◆ **THE TASK**
Could you find every line in the entries below that holds the word "icon" and copy it?
'''
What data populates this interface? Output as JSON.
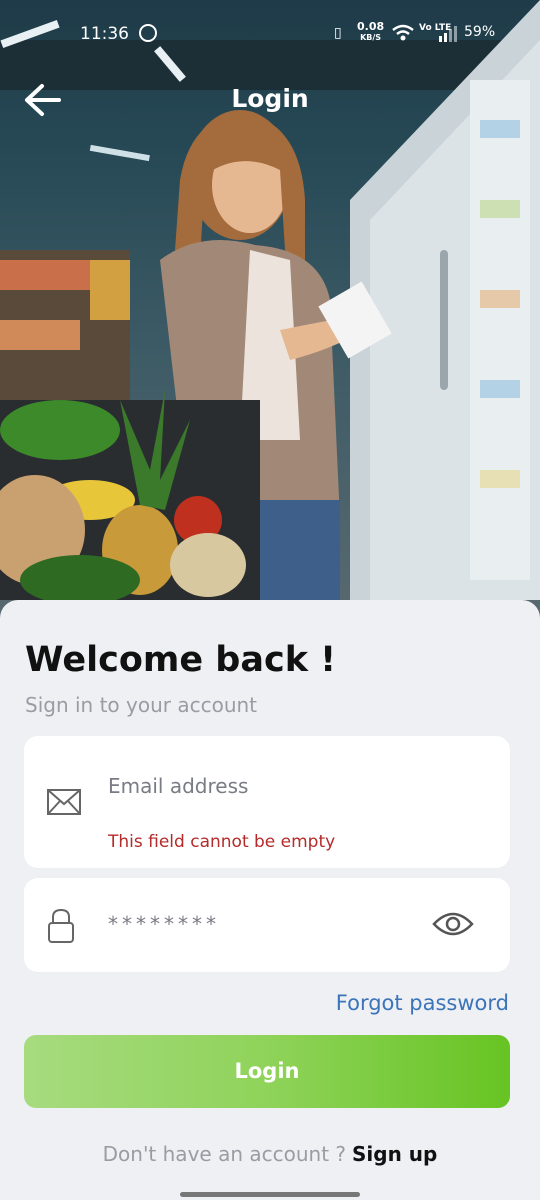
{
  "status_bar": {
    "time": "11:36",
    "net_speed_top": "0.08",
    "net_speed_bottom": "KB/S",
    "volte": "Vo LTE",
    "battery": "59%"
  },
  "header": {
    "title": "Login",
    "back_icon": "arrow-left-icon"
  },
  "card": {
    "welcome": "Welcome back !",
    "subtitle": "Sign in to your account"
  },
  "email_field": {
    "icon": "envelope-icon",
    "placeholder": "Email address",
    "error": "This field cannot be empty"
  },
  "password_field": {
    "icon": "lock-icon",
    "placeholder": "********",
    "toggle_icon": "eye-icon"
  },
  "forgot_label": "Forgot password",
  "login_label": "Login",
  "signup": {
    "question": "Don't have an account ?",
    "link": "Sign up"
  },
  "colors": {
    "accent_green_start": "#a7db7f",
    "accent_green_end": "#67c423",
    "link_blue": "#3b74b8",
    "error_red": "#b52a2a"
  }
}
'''
◆ **RESULT**
    "back_icon": "arrow-left-icon"
    "icon": "envelope-icon",
    "icon": "lock-icon",
    "toggle_icon": "eye-icon"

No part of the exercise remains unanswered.